▼
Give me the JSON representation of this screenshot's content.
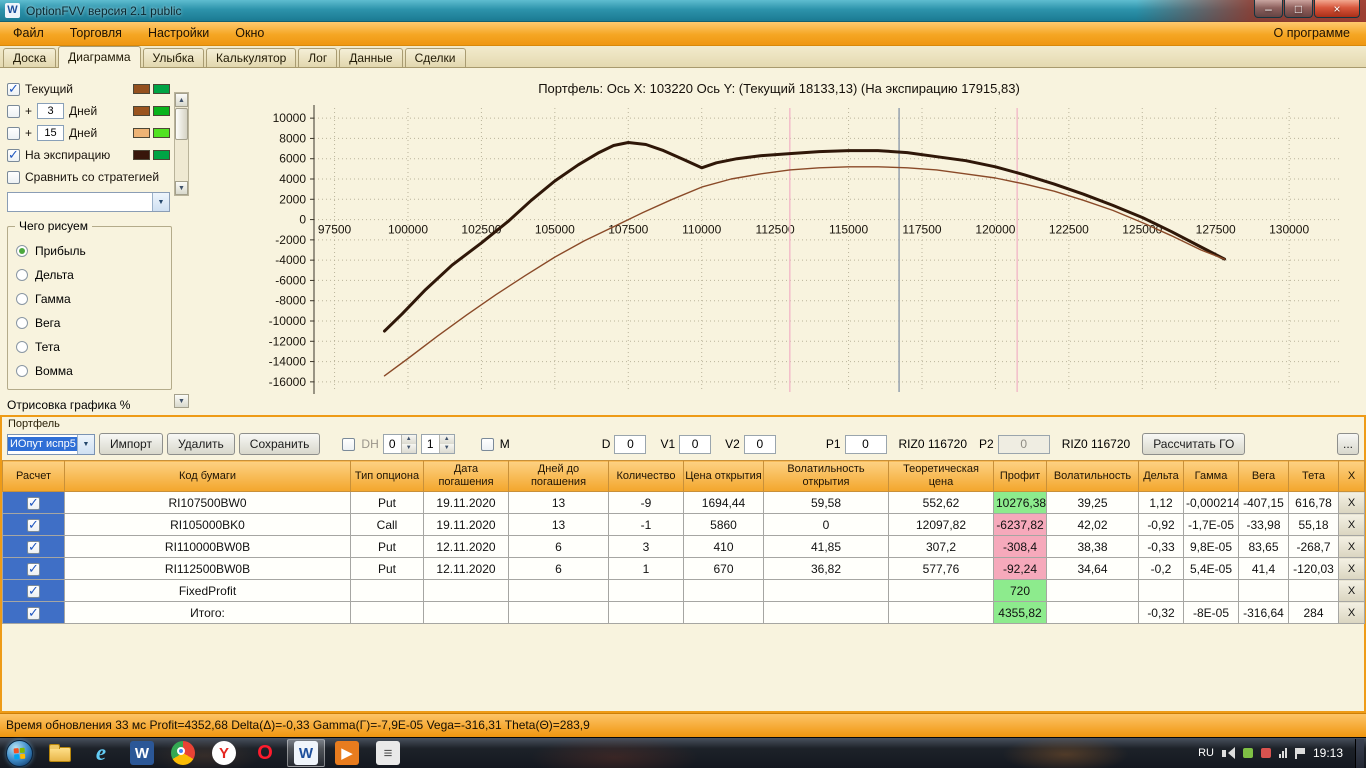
{
  "window": {
    "title": "OptionFVV версия 2.1 public",
    "icon_glyph": "W"
  },
  "menubar": {
    "items": [
      "Файл",
      "Торговля",
      "Настройки",
      "Окно"
    ],
    "right_item": "О программе"
  },
  "tabs": {
    "items": [
      "Доска",
      "Диаграмма",
      "Улыбка",
      "Калькулятор",
      "Лог",
      "Данные",
      "Сделки"
    ],
    "active": "Диаграмма"
  },
  "sidebar": {
    "current": {
      "label": "Текущий",
      "checked": true,
      "swatches": [
        "#94501e",
        "#00a445"
      ]
    },
    "plus3": {
      "prefix": "+",
      "value": "3",
      "label": "Дней",
      "checked": false,
      "swatches": [
        "#9a541f",
        "#09b31c"
      ]
    },
    "plus15": {
      "prefix": "+",
      "value": "15",
      "label": "Дней",
      "checked": false,
      "swatches": [
        "#edb375",
        "#52e222"
      ]
    },
    "expiration": {
      "label": "На экспирацию",
      "checked": true,
      "swatches": [
        "#38160a",
        "#00a445"
      ]
    },
    "compare": {
      "label": "Сравнить со стратегией",
      "checked": false
    },
    "strategy_combo_value": "",
    "draw_group": {
      "title": "Чего рисуем",
      "options": [
        "Прибыль",
        "Дельта",
        "Гамма",
        "Вега",
        "Тета",
        "Вомма"
      ],
      "selected": "Прибыль"
    },
    "bottom_label": "Отрисовка графика %"
  },
  "chart_data": {
    "type": "line",
    "title": "Портфель:  Ось X: 103220  Ось Y:  (Текущий 18133,13)  (На экспирацию 17915,83)",
    "xlabel": "",
    "ylabel": "",
    "xlim": [
      96800,
      131800
    ],
    "ylim": [
      -17000,
      11000
    ],
    "grid": "dotted",
    "legend_position": "none",
    "x_ticks": [
      97500,
      100000,
      102500,
      105000,
      107500,
      110000,
      112500,
      115000,
      117500,
      120000,
      122500,
      125000,
      127500,
      130000
    ],
    "y_ticks": [
      10000,
      8000,
      6000,
      4000,
      2000,
      0,
      -2000,
      -4000,
      -6000,
      -8000,
      -10000,
      -12000,
      -14000,
      -16000
    ],
    "markers": [
      {
        "x": 113000,
        "color": "#f2b9c8"
      },
      {
        "x": 116720,
        "color": "#8d9aab"
      },
      {
        "x": 120740,
        "color": "#f2b9c8"
      }
    ],
    "series": [
      {
        "name": "На экспирацию",
        "color": "#2f1708",
        "width": 3,
        "points": [
          [
            99200,
            -11000
          ],
          [
            99800,
            -9300
          ],
          [
            100600,
            -6900
          ],
          [
            101500,
            -4500
          ],
          [
            102500,
            -2300
          ],
          [
            103400,
            -200
          ],
          [
            104200,
            1900
          ],
          [
            105000,
            3800
          ],
          [
            105800,
            5400
          ],
          [
            106500,
            6600
          ],
          [
            107000,
            7300
          ],
          [
            107500,
            7600
          ],
          [
            108100,
            7400
          ],
          [
            108700,
            6800
          ],
          [
            109400,
            5900
          ],
          [
            110000,
            5100
          ],
          [
            110500,
            5600
          ],
          [
            111200,
            6000
          ],
          [
            112000,
            6300
          ],
          [
            113000,
            6500
          ],
          [
            114000,
            6700
          ],
          [
            115000,
            6800
          ],
          [
            116000,
            6800
          ],
          [
            117000,
            6600
          ],
          [
            118000,
            6200
          ],
          [
            119000,
            5800
          ],
          [
            120000,
            5200
          ],
          [
            121000,
            4400
          ],
          [
            122000,
            3500
          ],
          [
            123000,
            2500
          ],
          [
            124000,
            1400
          ],
          [
            125000,
            200
          ],
          [
            126000,
            -1200
          ],
          [
            127000,
            -2700
          ],
          [
            127800,
            -3900
          ]
        ]
      },
      {
        "name": "Текущий",
        "color": "#8a4a28",
        "width": 1.4,
        "points": [
          [
            99200,
            -15400
          ],
          [
            100000,
            -13700
          ],
          [
            101000,
            -11500
          ],
          [
            102000,
            -9400
          ],
          [
            103000,
            -7400
          ],
          [
            104000,
            -5500
          ],
          [
            105000,
            -3700
          ],
          [
            106000,
            -2100
          ],
          [
            107000,
            -700
          ],
          [
            108000,
            700
          ],
          [
            109000,
            2000
          ],
          [
            110000,
            3200
          ],
          [
            111000,
            4000
          ],
          [
            112000,
            4500
          ],
          [
            113000,
            4900
          ],
          [
            114000,
            5100
          ],
          [
            115000,
            5200
          ],
          [
            116000,
            5200
          ],
          [
            117000,
            5100
          ],
          [
            118000,
            4900
          ],
          [
            119000,
            4500
          ],
          [
            120000,
            4100
          ],
          [
            121000,
            3500
          ],
          [
            122000,
            2800
          ],
          [
            123000,
            1900
          ],
          [
            124000,
            900
          ],
          [
            125000,
            -300
          ],
          [
            126000,
            -1600
          ],
          [
            127000,
            -3000
          ],
          [
            127800,
            -3900
          ]
        ]
      }
    ]
  },
  "portfolio": {
    "group_label": "Портфель",
    "toolbar": {
      "preset_value": "ИОпут испр5",
      "import_label": "Импорт",
      "delete_label": "Удалить",
      "save_label": "Сохранить",
      "dh_label": "DH",
      "dh_checked": false,
      "spin1": "0",
      "spin2": "1",
      "m_label": "M",
      "m_checked": false,
      "d_label": "D",
      "d_value": "0",
      "v1_label": "V1",
      "v1_value": "0",
      "v2_label": "V2",
      "v2_value": "0",
      "p1_label": "P1",
      "p1_value": "0",
      "riz_label_1": "RIZ0 116720",
      "p2_label": "P2",
      "p2_value": "0",
      "riz_label_2": "RIZ0 116720",
      "calc_label": "Рассчитать ГО",
      "more_label": "..."
    },
    "table": {
      "columns": [
        "Расчет",
        "Код бумаги",
        "Тип опциона",
        "Дата погашения",
        "Дней до погашения",
        "Количество",
        "Цена открытия",
        "Волатильность открытия",
        "Теоретическая цена",
        "Профит",
        "Волатильность",
        "Дельта",
        "Гамма",
        "Вега",
        "Тета",
        "X"
      ],
      "delete_label": "X",
      "rows": [
        {
          "checked": true,
          "profit": "pos",
          "cells": [
            "RI107500BW0",
            "Put",
            "19.11.2020",
            "13",
            "-9",
            "1694,44",
            "59,58",
            "552,62",
            "10276,38",
            "39,25",
            "1,12",
            "-0,000214",
            "-407,15",
            "616,78"
          ]
        },
        {
          "checked": true,
          "profit": "neg",
          "cells": [
            "RI105000BK0",
            "Call",
            "19.11.2020",
            "13",
            "-1",
            "5860",
            "0",
            "12097,82",
            "-6237,82",
            "42,02",
            "-0,92",
            "-1,7E-05",
            "-33,98",
            "55,18"
          ]
        },
        {
          "checked": true,
          "profit": "neg",
          "cells": [
            "RI110000BW0B",
            "Put",
            "12.11.2020",
            "6",
            "3",
            "410",
            "41,85",
            "307,2",
            "-308,4",
            "38,38",
            "-0,33",
            "9,8E-05",
            "83,65",
            "-268,7"
          ]
        },
        {
          "checked": true,
          "profit": "neg",
          "cells": [
            "RI112500BW0B",
            "Put",
            "12.11.2020",
            "6",
            "1",
            "670",
            "36,82",
            "577,76",
            "-92,24",
            "34,64",
            "-0,2",
            "5,4E-05",
            "41,4",
            "-120,03"
          ]
        },
        {
          "checked": true,
          "profit": "pos",
          "cells": [
            "FixedProfit",
            "",
            "",
            "",
            "",
            "",
            "",
            "",
            "720",
            "",
            "",
            "",
            "",
            ""
          ]
        },
        {
          "checked": true,
          "profit": "pos",
          "cells": [
            "Итого:",
            "",
            "",
            "",
            "",
            "",
            "",
            "",
            "4355,82",
            "",
            "-0,32",
            "-8E-05",
            "-316,64",
            "284"
          ]
        }
      ]
    }
  },
  "statusbar": {
    "text": "Время обновления 33 мс   Profit=4352,68 Delta(Δ)=-0,33 Gamma(Γ)=-7,9E-05 Vega=-316,31 Theta(Θ)=283,9"
  },
  "taskbar": {
    "buttons": [
      {
        "name": "taskbar-explorer-icon",
        "kind": "folder"
      },
      {
        "name": "taskbar-ie-icon",
        "kind": "ie",
        "glyph": "e"
      },
      {
        "name": "taskbar-office-icon",
        "kind": "sq",
        "glyph": "W",
        "bg": "#2b5797",
        "color": "#ffffff"
      },
      {
        "name": "taskbar-chrome-icon",
        "kind": "chrome"
      },
      {
        "name": "taskbar-yandex-icon",
        "kind": "circle",
        "glyph": "Y",
        "bg": "#ffffff",
        "color": "#e52620"
      },
      {
        "name": "taskbar-opera-icon",
        "kind": "ring",
        "glyph": "O",
        "color": "#ff1b2d"
      },
      {
        "name": "taskbar-optionfvv-icon",
        "kind": "sq",
        "glyph": "W",
        "bg": "#f0f5fb",
        "color": "#1d4f9c",
        "active": true
      },
      {
        "name": "taskbar-media-icon",
        "kind": "sq",
        "glyph": "▶",
        "bg": "#e87c1e",
        "color": "#ffffff"
      },
      {
        "name": "taskbar-notes-icon",
        "kind": "sq",
        "glyph": "≡",
        "bg": "#e9e9e9",
        "color": "#555555"
      }
    ],
    "tray": {
      "lang": "RU",
      "time": "19:13"
    }
  },
  "colors": {
    "accent_orange": "#f09819",
    "profit_green": "#8deb8d",
    "loss_pink": "#f6a9bb",
    "titlebar_teal": "#2d93ab",
    "checkbox_column_blue": "#3f6fc6"
  }
}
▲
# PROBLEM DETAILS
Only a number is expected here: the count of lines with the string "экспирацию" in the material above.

# ANSWER AREA
3